But some prominent Republicans encouraged Trump to reconsider his approach. Speaking at a hearing on Capitol Hill on Wednesday, South Carolina Republican Sen. Lindsey Graham, who has met with the president to discourage a hasty withdrawal from Syria, again sounded a note of caution.
"The caliphate has crumbled, and ISIS has been defeated."
“My concern by the statements made by President Trump is that you have set in motion enthusiasm by the enemy we’re fighting,” Graham said. "So I would hope the president would look long and hard of where he’s headed in Syria.”
He added: "I know people are frustrated, but we're never going to be safe here unless we are willing to help people over there who will stand up against this radical ideology."
Democratic Michigan Rep. Elissa Slotkin said the attack demonstrates the lethal capability of ISIS, while "the fact that it happened in Manbij, probably the single most complicated area of Syria, demonstrates that the president clearly doesn't understand the complexity of the problem."
Manbij is the main town on the westernmost edge of Syrian territory held by the U.S.-backed Syrian Kurds, running along the border with Turkey. Mixed Kurdish-Arab Syrian forces liberated Manbij from ISIS in 2016 with help from the U.S.-led coalition. But Kurdish control of the town infuriated Turkey, which views the main U.S. Kurdish ally, the YPG militia, as "terrorists" linked to Kurdish insurgents on its own soil.
The town has been at the center of tensions in northern Syria, with the militaries of two NATO members, the U.S. and Turkey, on opposing sides. The two sides began joint patrols around Manbij in November as part of an agreement aimed at easing tensions.
Video of Wednesday's attack released by local activists and news agencies showed a restaurant that suffered extensive damage and a street covered with debris and blood. Several cars were also damaged. Another video showed a helicopter flying over the area.
A security camera showed a busy street, and then a ball of fire engulfing people and others running for cover as the blast went off.
In a video posted late last year, Trump claimed that the U.S. had "won against ISIS" and asserted that he found it increasingly difficult to inform soldiers' loved ones that their kin had died in combat. Trump invoked slain soldiers as his primary justificaton for calling for an immediate Syrian withdrawal.
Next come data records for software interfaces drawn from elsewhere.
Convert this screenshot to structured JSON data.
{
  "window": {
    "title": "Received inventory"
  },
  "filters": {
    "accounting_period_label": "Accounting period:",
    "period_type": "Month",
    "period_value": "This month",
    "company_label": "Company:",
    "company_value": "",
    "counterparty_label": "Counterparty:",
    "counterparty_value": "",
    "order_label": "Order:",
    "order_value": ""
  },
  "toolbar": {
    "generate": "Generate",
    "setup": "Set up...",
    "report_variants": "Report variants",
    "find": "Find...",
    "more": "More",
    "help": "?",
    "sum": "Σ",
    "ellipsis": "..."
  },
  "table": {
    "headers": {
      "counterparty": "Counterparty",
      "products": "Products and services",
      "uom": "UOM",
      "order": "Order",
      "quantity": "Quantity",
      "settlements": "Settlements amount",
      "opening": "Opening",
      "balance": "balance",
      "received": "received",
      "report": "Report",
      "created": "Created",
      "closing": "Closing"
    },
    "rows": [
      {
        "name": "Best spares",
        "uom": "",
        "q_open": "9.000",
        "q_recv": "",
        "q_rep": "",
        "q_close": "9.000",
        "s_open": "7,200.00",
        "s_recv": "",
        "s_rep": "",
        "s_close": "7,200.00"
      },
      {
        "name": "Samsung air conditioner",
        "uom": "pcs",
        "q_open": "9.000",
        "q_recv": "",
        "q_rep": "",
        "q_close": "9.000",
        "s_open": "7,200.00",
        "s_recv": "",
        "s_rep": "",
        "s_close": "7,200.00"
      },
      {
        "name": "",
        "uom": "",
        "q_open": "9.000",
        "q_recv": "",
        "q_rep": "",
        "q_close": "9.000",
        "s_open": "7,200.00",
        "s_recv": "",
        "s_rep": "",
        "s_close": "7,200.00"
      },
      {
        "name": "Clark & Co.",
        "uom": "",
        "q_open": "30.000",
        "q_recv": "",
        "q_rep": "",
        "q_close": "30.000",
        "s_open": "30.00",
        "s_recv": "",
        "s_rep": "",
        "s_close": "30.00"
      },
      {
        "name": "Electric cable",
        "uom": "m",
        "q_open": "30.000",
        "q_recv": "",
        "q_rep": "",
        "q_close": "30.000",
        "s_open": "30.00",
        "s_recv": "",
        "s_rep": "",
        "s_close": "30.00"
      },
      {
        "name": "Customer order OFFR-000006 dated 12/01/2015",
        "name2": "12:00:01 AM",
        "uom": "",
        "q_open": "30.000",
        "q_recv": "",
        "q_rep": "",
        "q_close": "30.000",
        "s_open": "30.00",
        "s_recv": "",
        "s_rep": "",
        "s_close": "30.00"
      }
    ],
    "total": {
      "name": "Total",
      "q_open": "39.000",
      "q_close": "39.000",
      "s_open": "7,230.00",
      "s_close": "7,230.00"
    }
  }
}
"These are great American heroes. These are great heroes of the world, because they fought for us. But they've killed ISIS, who hurts the world. And we're proud to have done it.
"And I tell you, they are up there looking down on us, and there is nobody happier or more proud of their families to put them in a position where they've done such good for so many people. So our boys -- our young women, our men -- they're all coming back, and they're coming back now. We won. And that's the way we want it."
Then, pointing to the sky, Trump concluded, "And that's the way they want it."
Fox News' Jennifer Griffen, Kristen Brown, Mike Emanuel, Chad Pergram and Katherine Lam, and The Associated Press, contributed to this report.